If this trend continues, it wouldn’t be a surprise if Coronavirus makes its presence felt…at such venues.
And, then, what happens to the entertainment scene, and those involved in this field, especially the musicians? No work, whatsoever!
Lots of countries have closed nightclubs, and venues, where people gather, in order to curtail the spread of this deadly virus that has already claimed the lives of thousands.
Thailand did it and the country is still having lots of restrictions, where entertainment is concerned, and that is probably the reason why Thailand has been able to control the spread of the Coronavirus.
With a population of over 69 million, they have had (so far), a little over 25,000 cases, and 83 deaths, while we, with a population of around 21 million, have over 80,000 cases, and more than 450 deaths.
I’m not saying we should do away with entertainment – totally – but we need to follow a format, connected with the ‘new normal,’ where masks and social distancing are mandatory requirements at these venues. And, dancing, I believe, should be banned, at least temporarily, as one can’t maintain the required social distance, while on the dance floor, especially after drinks.

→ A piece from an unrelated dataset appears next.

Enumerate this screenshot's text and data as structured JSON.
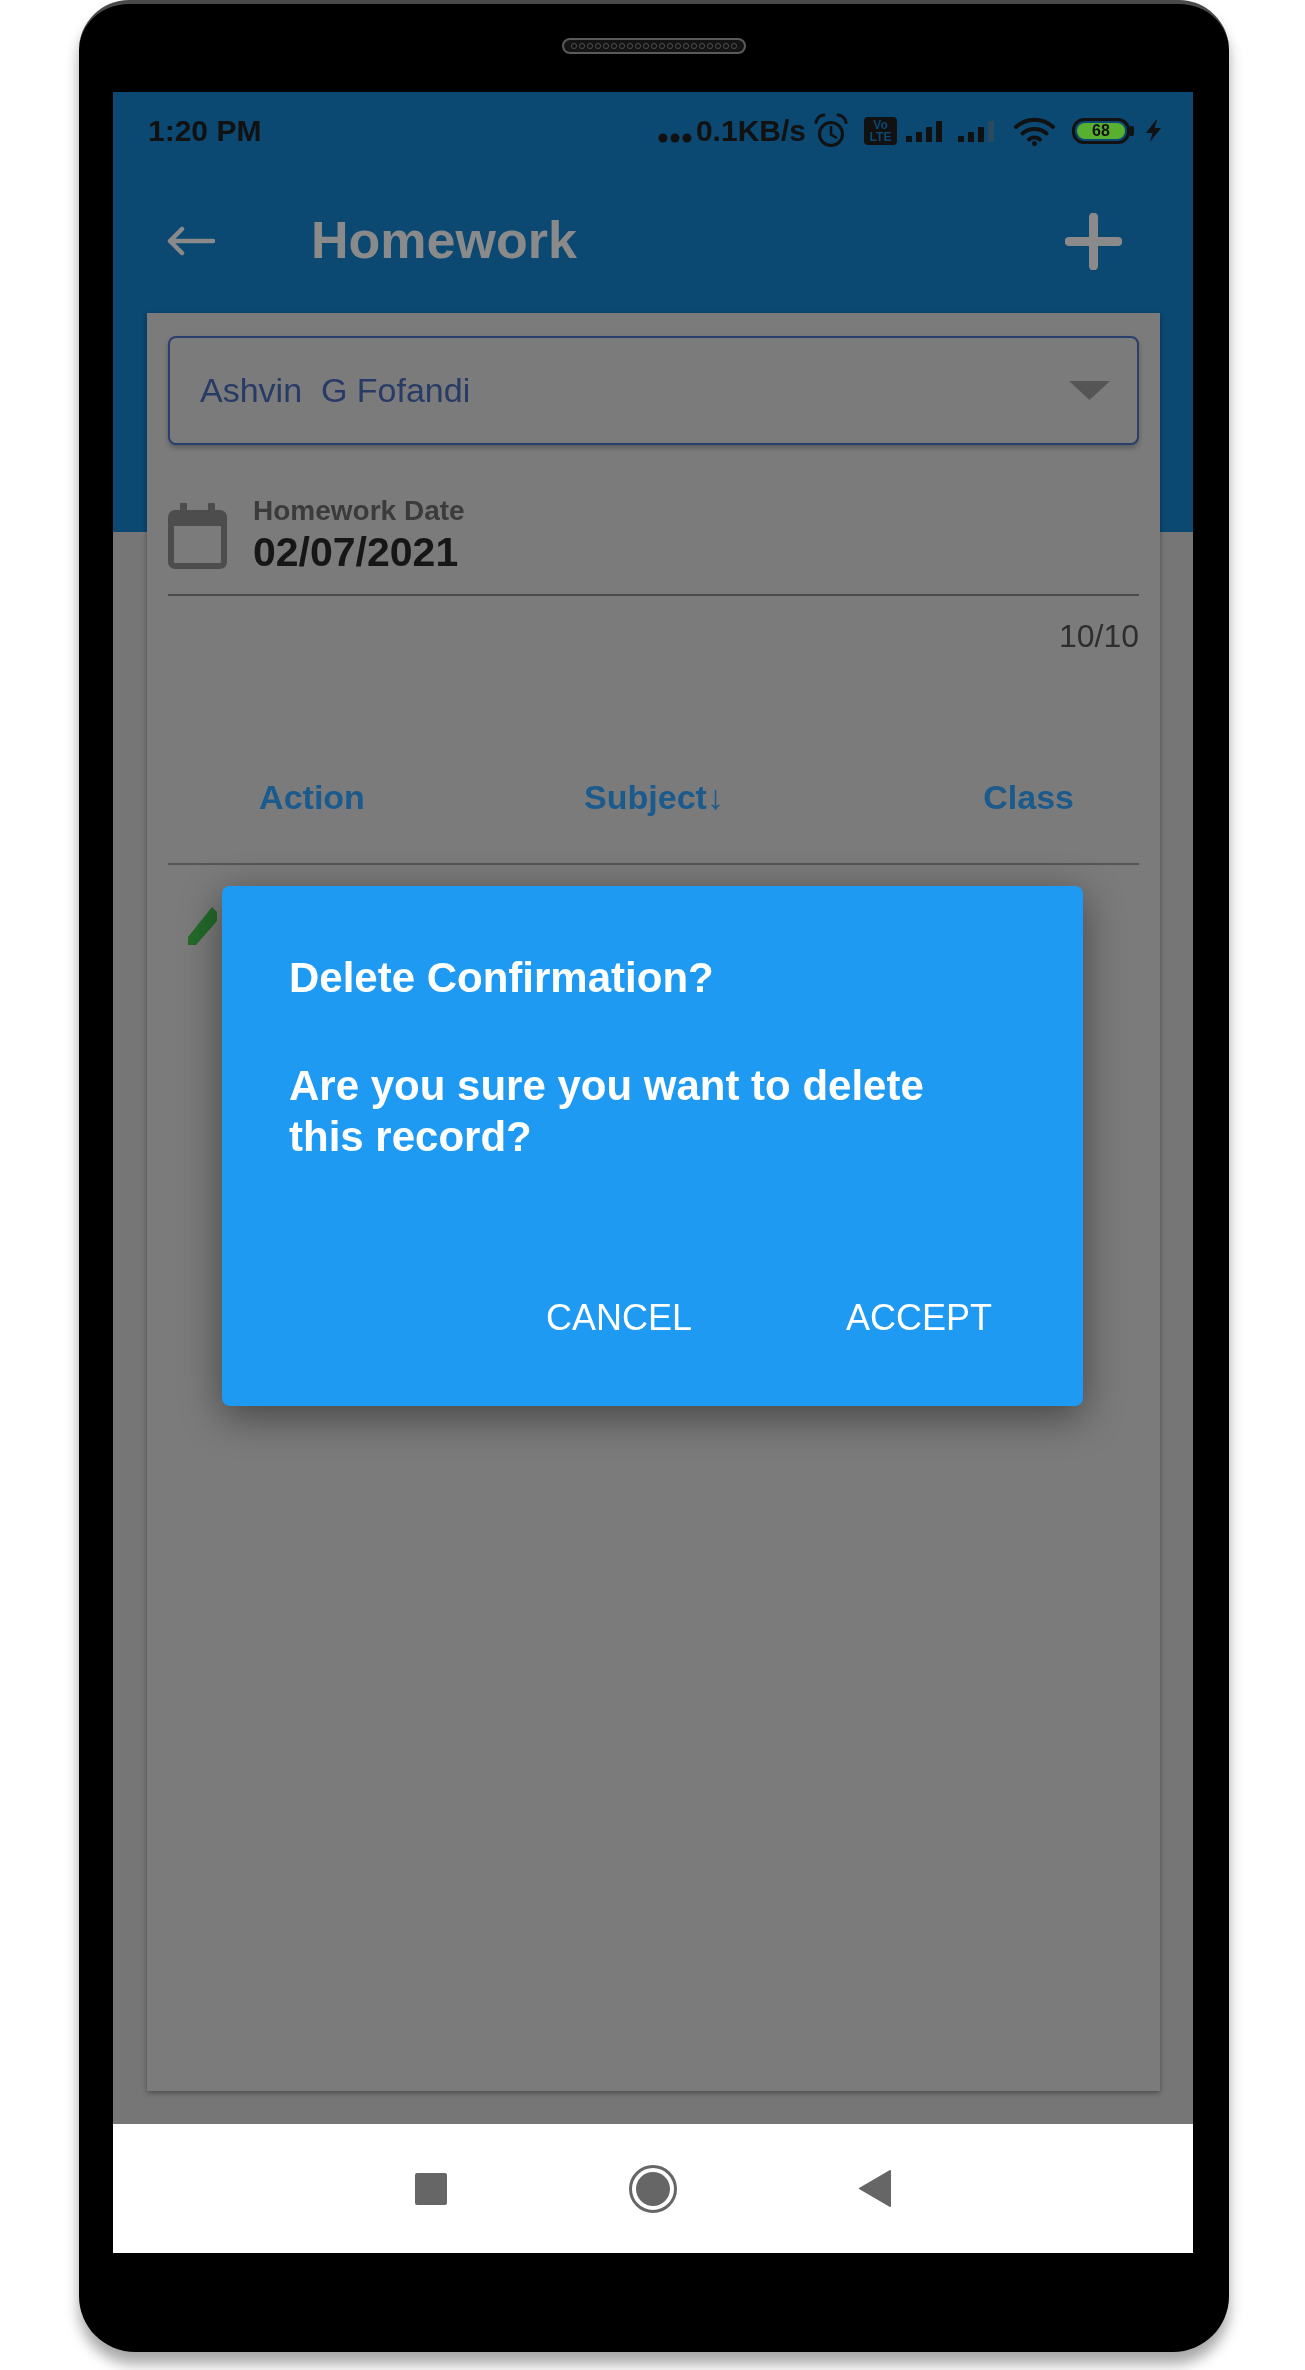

Police spokesman DIG Ajith Rohana keeps emphasising, on TV, radio, and in the newspapers, the need to adhere to the health regulations, now in force, and that those who fail to do so would be penalised.
He has also stated that plainclothes officers would move around to apprehend such offenders.
Perhaps, he should instruct his officers to pay surprise visits to some of these entertainment venues.
He would certainly have more than a bus load of offenders to be whisked off for PCR/Rapid Antigen tests!
I need to quote what Dr. H.T. Wickremasinghe said in his article, published in The Island of Tuesday, February 16th, 2021:
“…let me conclude, while emphasising the need to continue our general public health measures, such as wearing masks, social distancing, and avoiding crowded gatherings, to reduce the risk of contact with an infected person.
“There is no science to beat common sense.”
But…do some of our folks have this thing called COMMON SENSE!